## ABOUT THIS EXERCISE:
Return all of the entries exactly, with nothing added or left out.
### EXTRACTED MATERIAL ###
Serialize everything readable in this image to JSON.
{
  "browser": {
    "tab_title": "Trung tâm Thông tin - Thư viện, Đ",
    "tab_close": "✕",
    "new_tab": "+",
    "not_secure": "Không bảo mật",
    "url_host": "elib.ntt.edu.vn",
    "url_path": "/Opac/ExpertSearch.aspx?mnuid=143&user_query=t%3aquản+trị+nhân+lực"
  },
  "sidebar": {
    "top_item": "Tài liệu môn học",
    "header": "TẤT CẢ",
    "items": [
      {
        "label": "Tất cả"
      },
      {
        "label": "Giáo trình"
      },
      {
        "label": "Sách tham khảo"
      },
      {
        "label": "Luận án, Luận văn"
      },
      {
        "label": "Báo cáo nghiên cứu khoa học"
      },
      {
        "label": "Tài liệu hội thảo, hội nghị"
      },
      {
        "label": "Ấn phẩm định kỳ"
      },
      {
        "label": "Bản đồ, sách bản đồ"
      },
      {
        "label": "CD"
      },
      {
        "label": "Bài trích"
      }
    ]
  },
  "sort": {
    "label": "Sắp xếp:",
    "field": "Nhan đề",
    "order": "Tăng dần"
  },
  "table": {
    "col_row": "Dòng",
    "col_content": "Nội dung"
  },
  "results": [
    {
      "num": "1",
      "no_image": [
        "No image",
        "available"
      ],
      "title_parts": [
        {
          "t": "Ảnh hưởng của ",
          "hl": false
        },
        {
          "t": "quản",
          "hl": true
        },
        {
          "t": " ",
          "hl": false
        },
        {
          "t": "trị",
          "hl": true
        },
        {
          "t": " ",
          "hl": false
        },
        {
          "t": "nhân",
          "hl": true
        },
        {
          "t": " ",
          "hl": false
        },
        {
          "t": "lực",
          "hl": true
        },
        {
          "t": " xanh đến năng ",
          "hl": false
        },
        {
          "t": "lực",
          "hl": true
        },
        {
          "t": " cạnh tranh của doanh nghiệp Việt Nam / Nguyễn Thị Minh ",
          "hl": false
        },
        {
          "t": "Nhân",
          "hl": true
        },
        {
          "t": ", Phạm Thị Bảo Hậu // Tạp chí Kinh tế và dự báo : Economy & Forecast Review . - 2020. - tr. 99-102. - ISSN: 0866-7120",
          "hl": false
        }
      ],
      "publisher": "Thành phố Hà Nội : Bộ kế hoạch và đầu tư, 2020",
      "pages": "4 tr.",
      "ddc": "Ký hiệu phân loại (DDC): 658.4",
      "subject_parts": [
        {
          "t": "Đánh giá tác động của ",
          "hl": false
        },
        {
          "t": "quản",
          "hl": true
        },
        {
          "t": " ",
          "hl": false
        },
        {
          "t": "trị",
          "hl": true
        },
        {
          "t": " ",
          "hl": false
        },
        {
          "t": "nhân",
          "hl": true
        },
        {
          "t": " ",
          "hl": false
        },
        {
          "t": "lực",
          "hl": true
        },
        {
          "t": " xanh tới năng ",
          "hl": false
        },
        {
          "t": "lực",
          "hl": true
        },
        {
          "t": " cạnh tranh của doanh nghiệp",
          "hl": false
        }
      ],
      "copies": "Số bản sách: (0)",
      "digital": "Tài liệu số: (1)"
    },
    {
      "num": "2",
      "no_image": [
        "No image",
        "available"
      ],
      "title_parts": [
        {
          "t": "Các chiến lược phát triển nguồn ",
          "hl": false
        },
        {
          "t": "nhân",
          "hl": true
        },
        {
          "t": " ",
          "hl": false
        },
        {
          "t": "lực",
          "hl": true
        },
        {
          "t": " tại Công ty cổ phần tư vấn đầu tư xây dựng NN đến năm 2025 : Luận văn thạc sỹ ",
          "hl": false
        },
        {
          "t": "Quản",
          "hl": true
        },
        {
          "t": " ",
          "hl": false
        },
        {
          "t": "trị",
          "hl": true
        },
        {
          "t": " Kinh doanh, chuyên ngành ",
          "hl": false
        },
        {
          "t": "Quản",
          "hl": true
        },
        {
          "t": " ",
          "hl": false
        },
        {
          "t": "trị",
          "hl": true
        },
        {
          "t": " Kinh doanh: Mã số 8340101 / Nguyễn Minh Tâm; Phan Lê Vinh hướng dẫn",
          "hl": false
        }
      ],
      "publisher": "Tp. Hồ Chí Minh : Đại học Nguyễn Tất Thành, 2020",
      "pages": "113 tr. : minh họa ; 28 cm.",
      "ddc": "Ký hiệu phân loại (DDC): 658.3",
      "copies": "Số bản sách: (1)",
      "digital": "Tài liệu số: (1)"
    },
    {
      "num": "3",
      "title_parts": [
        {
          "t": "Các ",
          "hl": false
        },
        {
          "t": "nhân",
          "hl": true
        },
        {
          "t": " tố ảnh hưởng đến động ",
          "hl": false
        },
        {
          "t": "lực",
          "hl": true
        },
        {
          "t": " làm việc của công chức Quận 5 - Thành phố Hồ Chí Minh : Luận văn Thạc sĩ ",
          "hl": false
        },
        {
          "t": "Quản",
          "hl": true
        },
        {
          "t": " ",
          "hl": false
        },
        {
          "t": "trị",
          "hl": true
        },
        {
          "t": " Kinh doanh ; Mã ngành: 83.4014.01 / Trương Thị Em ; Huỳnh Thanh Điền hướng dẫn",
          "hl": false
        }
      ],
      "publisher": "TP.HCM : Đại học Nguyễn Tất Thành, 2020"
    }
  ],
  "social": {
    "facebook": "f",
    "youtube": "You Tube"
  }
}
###
## OUTPUT:
Serialize everything readable in this image to JSON.
{
  "browser": {
    "tab_title": "Trung tâm Thông tin - Thư viện, Đ",
    "tab_close": "✕",
    "new_tab": "+",
    "not_secure": "Không bảo mật",
    "url_host": "elib.ntt.edu.vn",
    "url_path": "/Opac/ExpertSearch.aspx?mnuid=143&user_query=t%3aquản+trị+nhân+lực"
  },
  "sidebar": {
    "top_item": "Tài liệu môn học",
    "header": "TẤT CẢ",
    "items": [
      {
        "label": "Tất cả"
      },
      {
        "label": "Giáo trình"
      },
      {
        "label": "Sách tham khảo"
      },
      {
        "label": "Luận án, Luận văn"
      },
      {
        "label": "Báo cáo nghiên cứu khoa học"
      },
      {
        "label": "Tài liệu hội thảo, hội nghị"
      },
      {
        "label": "Ấn phẩm định kỳ"
      },
      {
        "label": "Bản đồ, sách bản đồ"
      },
      {
        "label": "CD"
      },
      {
        "label": "Bài trích"
      }
    ]
  },
  "sort": {
    "label": "Sắp xếp:",
    "field": "Nhan đề",
    "order": "Tăng dần"
  },
  "table": {
    "col_row": "Dòng",
    "col_content": "Nội dung"
  },
  "results": [
    {
      "num": "1",
      "no_image": [
        "No image",
        "available"
      ],
      "title_parts": [
        {
          "t": "Ảnh hưởng của ",
          "hl": false
        },
        {
          "t": "quản",
          "hl": true
        },
        {
          "t": " ",
          "hl": false
        },
        {
          "t": "trị",
          "hl": true
        },
        {
          "t": " ",
          "hl": false
        },
        {
          "t": "nhân",
          "hl": true
        },
        {
          "t": " ",
          "hl": false
        },
        {
          "t": "lực",
          "hl": true
        },
        {
          "t": " xanh đến năng ",
          "hl": false
        },
        {
          "t": "lực",
          "hl": true
        },
        {
          "t": " cạnh tranh của doanh nghiệp Việt Nam / Nguyễn Thị Minh ",
          "hl": false
        },
        {
          "t": "Nhân",
          "hl": true
        },
        {
          "t": ", Phạm Thị Bảo Hậu // Tạp chí Kinh tế và dự báo : Economy & Forecast Review . - 2020. - tr. 99-102. - ISSN: 0866-7120",
          "hl": false
        }
      ],
      "publisher": "Thành phố Hà Nội : Bộ kế hoạch và đầu tư, 2020",
      "pages": "4 tr.",
      "ddc": "Ký hiệu phân loại (DDC): 658.4",
      "subject_parts": [
        {
          "t": "Đánh giá tác động của ",
          "hl": false
        },
        {
          "t": "quản",
          "hl": true
        },
        {
          "t": " ",
          "hl": false
        },
        {
          "t": "trị",
          "hl": true
        },
        {
          "t": " ",
          "hl": false
        },
        {
          "t": "nhân",
          "hl": true
        },
        {
          "t": " ",
          "hl": false
        },
        {
          "t": "lực",
          "hl": true
        },
        {
          "t": " xanh tới năng ",
          "hl": false
        },
        {
          "t": "lực",
          "hl": true
        },
        {
          "t": " cạnh tranh của doanh nghiệp",
          "hl": false
        }
      ],
      "copies": "Số bản sách: (0)",
      "digital": "Tài liệu số: (1)"
    },
    {
      "num": "2",
      "no_image": [
        "No image",
        "available"
      ],
      "title_parts": [
        {
          "t": "Các chiến lược phát triển nguồn ",
          "hl": false
        },
        {
          "t": "nhân",
          "hl": true
        },
        {
          "t": " ",
          "hl": false
        },
        {
          "t": "lực",
          "hl": true
        },
        {
          "t": " tại Công ty cổ phần tư vấn đầu tư xây dựng NN đến năm 2025 : Luận văn thạc sỹ ",
          "hl": false
        },
        {
          "t": "Quản",
          "hl": true
        },
        {
          "t": " ",
          "hl": false
        },
        {
          "t": "trị",
          "hl": true
        },
        {
          "t": " Kinh doanh, chuyên ngành ",
          "hl": false
        },
        {
          "t": "Quản",
          "hl": true
        },
        {
          "t": " ",
          "hl": false
        },
        {
          "t": "trị",
          "hl": true
        },
        {
          "t": " Kinh doanh: Mã số 8340101 / Nguyễn Minh Tâm; Phan Lê Vinh hướng dẫn",
          "hl": false
        }
      ],
      "publisher": "Tp. Hồ Chí Minh : Đại học Nguyễn Tất Thành, 2020",
      "pages": "113 tr. : minh họa ; 28 cm.",
      "ddc": "Ký hiệu phân loại (DDC): 658.3",
      "copies": "Số bản sách: (1)",
      "digital": "Tài liệu số: (1)"
    },
    {
      "num": "3",
      "title_parts": [
        {
          "t": "Các ",
          "hl": false
        },
        {
          "t": "nhân",
          "hl": true
        },
        {
          "t": " tố ảnh hưởng đến động ",
          "hl": false
        },
        {
          "t": "lực",
          "hl": true
        },
        {
          "t": " làm việc của công chức Quận 5 - Thành phố Hồ Chí Minh : Luận văn Thạc sĩ ",
          "hl": false
        },
        {
          "t": "Quản",
          "hl": true
        },
        {
          "t": " ",
          "hl": false
        },
        {
          "t": "trị",
          "hl": true
        },
        {
          "t": " Kinh doanh ; Mã ngành: 83.4014.01 / Trương Thị Em ; Huỳnh Thanh Điền hướng dẫn",
          "hl": false
        }
      ],
      "publisher": "TP.HCM : Đại học Nguyễn Tất Thành, 2020"
    }
  ],
  "social": {
    "facebook": "f",
    "youtube": "You Tube"
  }
}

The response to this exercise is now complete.